Work task: In the entries below, find the lines that include "timestamp" and give their number as the whole reply.

Task data:
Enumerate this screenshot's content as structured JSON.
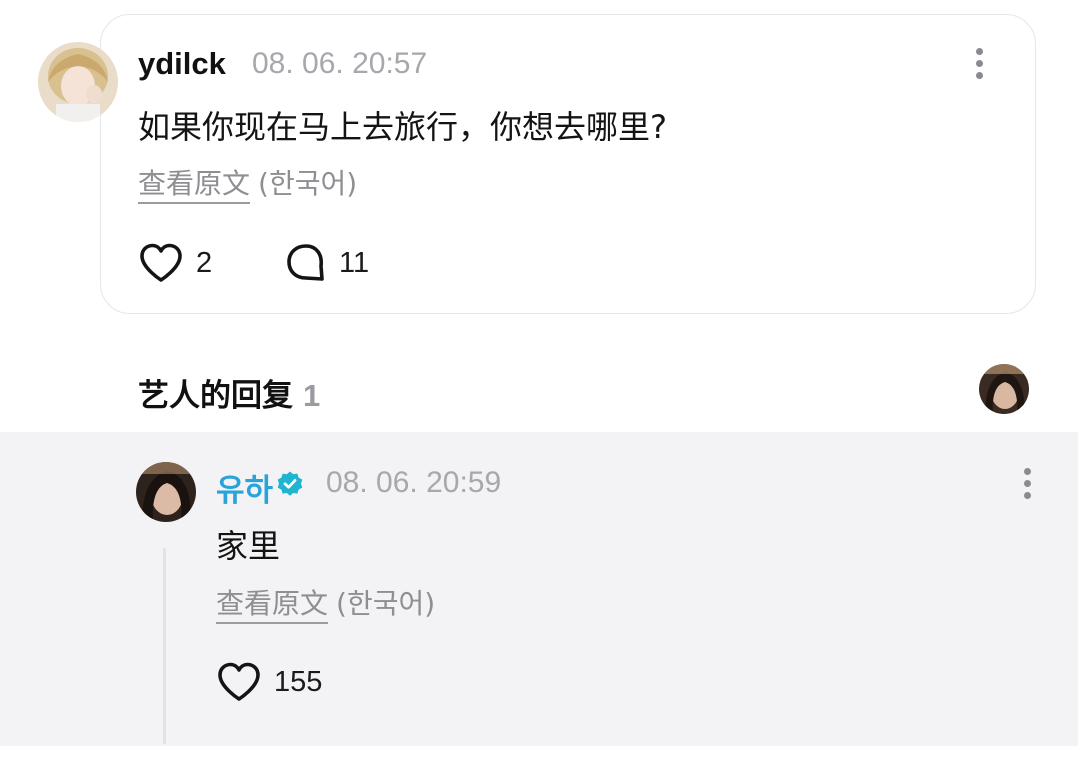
{
  "post": {
    "username": "ydilck",
    "timestamp": "08. 06. 20:57",
    "message": "如果你现在马上去旅行，你想去哪里?",
    "view_original": "查看原文",
    "language": "(한국어)",
    "like_count": "2",
    "comment_count": "11"
  },
  "section": {
    "title": "艺人的回复",
    "count": "1"
  },
  "reply": {
    "username": "유하",
    "timestamp": "08. 06. 20:59",
    "message": "家里",
    "view_original": "查看原文",
    "language": "(한국어)",
    "like_count": "155"
  },
  "colors": {
    "artist_name": "#2aa3d9",
    "verified_badge": "#1fb5cf",
    "reply_background": "#f3f3f6"
  },
  "icons": {
    "heart": "heart-icon",
    "comment": "comment-icon",
    "more": "more-options-icon",
    "verified": "verified-badge-icon"
  }
}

Response: 2